Influenza is a major cause of morbidity and mortality, leading to thousands of deaths and many more episodes of respiratory failure annually. Current therapies target the virus and are therefore limited by the capacity of influenza to rapidly evolve and are frequently ineffective in critically ill patients. Clearly, new therapeutic strategies are needed. Respiratory failure in influenza often results from a dysregulated immune response to the virus. Prolonged viral replication or persistent inflammation resulting in immune-mediated lung injury can lead to severe pneumonitis and predisposes the host to secondary infections. Modulation of the host immune response has been proposed as a novel approach to therapy. Thus, a better understanding of host mechanisms that promote viral clearance and prevent immune-mediated lung injury may have powerful therapeutic implications. T cell immunoglobulin and mucin domain 3 (Tim3) is a regulatory protein expressed on innate immune cells, including dendritic cells (DCs), and terminally differentiated T cells. Current evidence suggests that Tim3 is important for both initiation of the innate immune response and termination of the adaptive immune response. We propose that modulation of Tim3 activity can be used to augment host defense and attenuate immune- mediated lung injury in influenza infection. Cross presentation of viral antigens by CD103+ respiratory DCs (rDCs) is critical for the generation of an anti-viral CD8+ T cell response during influenza. Deletion of these cells significantly delays viral clearance and increases disease severity. We present data showing that Tim3 is highly expressed on CD103+ rDCs and that it regulates the function of these cells. We hypothesize that Tim3 promotes the early innate response to influenza by augmenting antigen cross presentation by CD103+ rDCs. In this application, we will define the role of Tim3 on CD103+ rDCs during influenza and delineate the mechanisms by which Tim3 mediates its activity. To facilitate the study of Tim3 on CD103+ rDCs, we have generated a genetically modified mouse that allows cell-specific deletion of Tim3. Specifically we propose (1) To determine the role of Tim3 on CD103+ rDCs in initiating the CD8+ T cell response to influenza, (2) To determine the mechanism by which Tim3 regulates antigen cross presentation by DCs and (3) To define the role of Tim3 on DC subsets in the human lung.
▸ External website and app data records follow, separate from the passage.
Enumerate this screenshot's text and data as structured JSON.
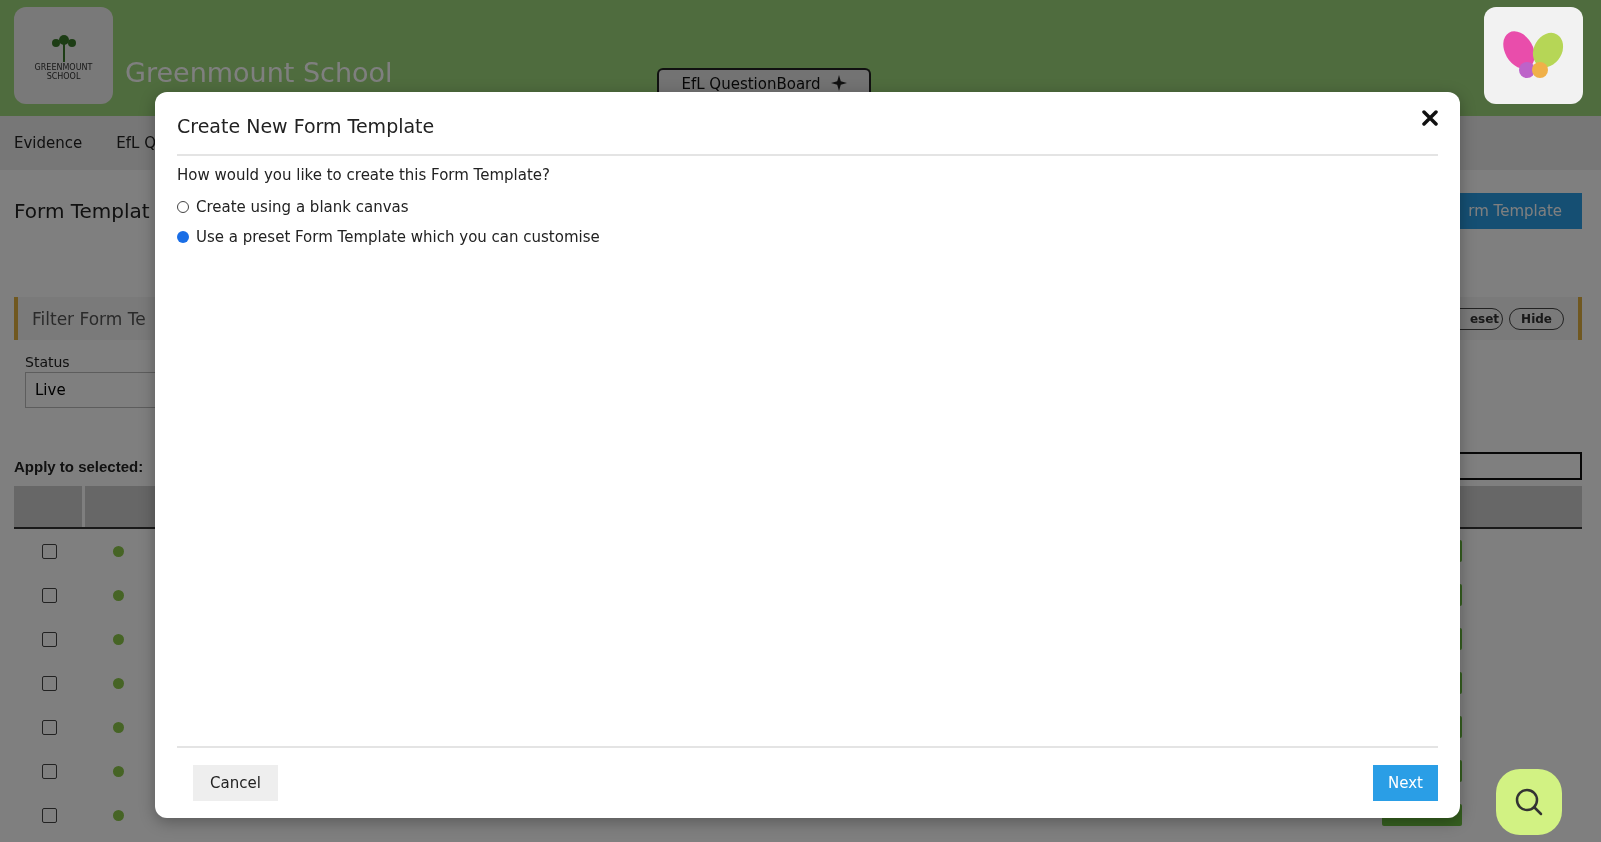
{
  "header": {
    "school_name": "Greenmount School",
    "logo_caption": "GREENMOUNT SCHOOL",
    "questionboard_button": "EfL QuestionBoard"
  },
  "subnav": [
    "Evidence",
    "EfL Q"
  ],
  "page": {
    "title": "Form Templat",
    "new_button": "rm Template"
  },
  "filter": {
    "title": "Filter Form Te",
    "buttons": [
      "eset",
      "Hide"
    ],
    "status_label": "Status",
    "status_value": "Live"
  },
  "apply_label": "Apply to selected:",
  "rows": [
    {
      "checked": false
    },
    {
      "checked": false
    },
    {
      "checked": false
    },
    {
      "checked": false
    },
    {
      "checked": false
    },
    {
      "checked": false
    },
    {
      "checked": false
    }
  ],
  "modal": {
    "title": "Create New Form Template",
    "question": "How would you like to create this Form Template?",
    "options": [
      {
        "label": "Create using a blank canvas",
        "selected": false
      },
      {
        "label": "Use a preset Form Template which you can customise",
        "selected": true
      }
    ],
    "cancel": "Cancel",
    "next": "Next"
  }
}
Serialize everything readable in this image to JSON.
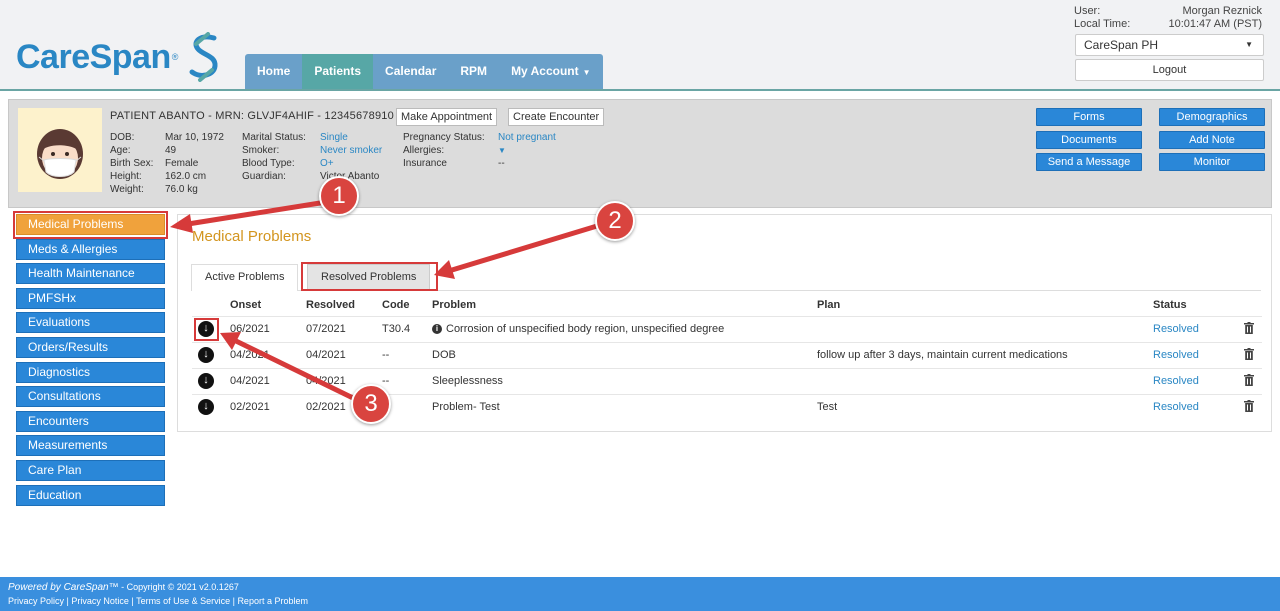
{
  "brand": {
    "name": "CareSpan",
    "reg": "®"
  },
  "nav": [
    {
      "label": "Home",
      "active": false
    },
    {
      "label": "Patients",
      "active": true
    },
    {
      "label": "Calendar",
      "active": false
    },
    {
      "label": "RPM",
      "active": false
    },
    {
      "label": "My Account",
      "active": false,
      "dropdown": true
    }
  ],
  "user": {
    "user_label": "User:",
    "user_name": "Morgan Reznick",
    "time_label": "Local Time:",
    "time_value": "10:01:47 AM (PST)",
    "org_select": "CareSpan PH",
    "logout": "Logout"
  },
  "patient": {
    "title": "PATIENT ABANTO - MRN: GLVJF4AHIF - 12345678910",
    "make_appointment": "Make Appointment",
    "create_encounter": "Create Encounter",
    "col1": [
      {
        "label": "DOB:",
        "value": "Mar 10, 1972"
      },
      {
        "label": "Age:",
        "value": "49"
      },
      {
        "label": "Birth Sex:",
        "value": "Female"
      },
      {
        "label": "Height:",
        "value": "162.0 cm"
      },
      {
        "label": "Weight:",
        "value": "76.0 kg"
      }
    ],
    "col2": [
      {
        "label": "Marital Status:",
        "value": "Single",
        "link": true
      },
      {
        "label": "Smoker:",
        "value": "Never smoker",
        "link": true
      },
      {
        "label": "Blood Type:",
        "value": "O+",
        "link": true
      },
      {
        "label": "Guardian:",
        "value": "Victor Abanto",
        "link": false
      }
    ],
    "col3": [
      {
        "label": "Pregnancy Status:",
        "value": "Not pregnant",
        "link": true
      },
      {
        "label": "Allergies:",
        "value": "▼",
        "link": true
      },
      {
        "label": "Insurance",
        "value": "--",
        "link": false
      }
    ],
    "buttons": {
      "forms": "Forms",
      "documents": "Documents",
      "send_message": "Send a Message",
      "demographics": "Demographics",
      "add_note": "Add Note",
      "monitor": "Monitor"
    }
  },
  "sidebar": [
    {
      "label": "Medical Problems",
      "active": true
    },
    {
      "label": "Meds & Allergies"
    },
    {
      "label": "Health Maintenance"
    },
    {
      "label": "PMFSHx"
    },
    {
      "label": "Evaluations"
    },
    {
      "label": "Orders/Results"
    },
    {
      "label": "Diagnostics"
    },
    {
      "label": "Consultations"
    },
    {
      "label": "Encounters"
    },
    {
      "label": "Measurements"
    },
    {
      "label": "Care Plan"
    },
    {
      "label": "Education"
    }
  ],
  "main": {
    "title": "Medical Problems",
    "tabs": {
      "active": "Active Problems",
      "resolved": "Resolved Problems"
    },
    "columns": {
      "onset": "Onset",
      "resolved": "Resolved",
      "code": "Code",
      "problem": "Problem",
      "plan": "Plan",
      "status": "Status"
    },
    "rows": [
      {
        "onset": "06/2021",
        "resolved": "07/2021",
        "code": "T30.4",
        "problem": "Corrosion of unspecified body region, unspecified degree",
        "info": true,
        "plan": "",
        "status": "Resolved"
      },
      {
        "onset": "04/2021",
        "resolved": "04/2021",
        "code": "--",
        "problem": "DOB",
        "info": false,
        "plan": "follow up after 3 days, maintain current medications",
        "status": "Resolved"
      },
      {
        "onset": "04/2021",
        "resolved": "04/2021",
        "code": "--",
        "problem": "Sleeplessness",
        "info": false,
        "plan": "",
        "status": "Resolved"
      },
      {
        "onset": "02/2021",
        "resolved": "02/2021",
        "code": "--",
        "problem": "Problem- Test",
        "info": false,
        "plan": "Test",
        "status": "Resolved"
      }
    ]
  },
  "annotations": {
    "badge1": "1",
    "badge2": "2",
    "badge3": "3"
  },
  "footer": {
    "powered": "Powered by CareSpan™",
    "copyright": " - Copyright © 2021 v2.0.1267",
    "links": [
      "Privacy Policy",
      "Privacy Notice",
      "Terms of Use & Service",
      "Report a Problem"
    ]
  },
  "colors": {
    "accent": "#2a87d8",
    "active_side": "#f0a23c",
    "title": "#d3951f",
    "annotation": "#d9443f",
    "teal": "#57a7a6"
  }
}
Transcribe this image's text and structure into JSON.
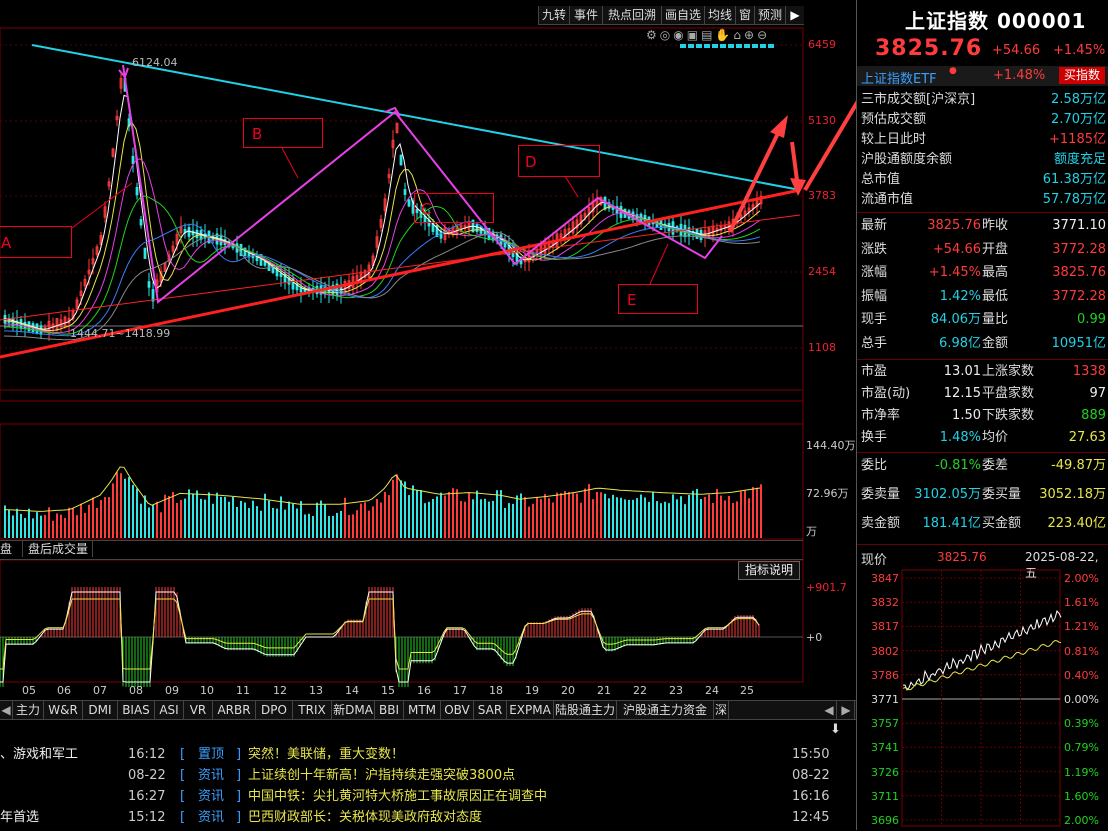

Dendritic cells are important for defense against influenza and play a critical role in activation of anti-viral T cells, which mediate viral clearance, immune-mediated lung injury and therefore determine outcomes. Tim3 is a protein expressed on both dendritic cells and T cells that regulates the immune responses. A better understanding of the role of Tim3 in regulating immune cells in the lung could identify novel therapies for influenza and other inflammatory lung diseases.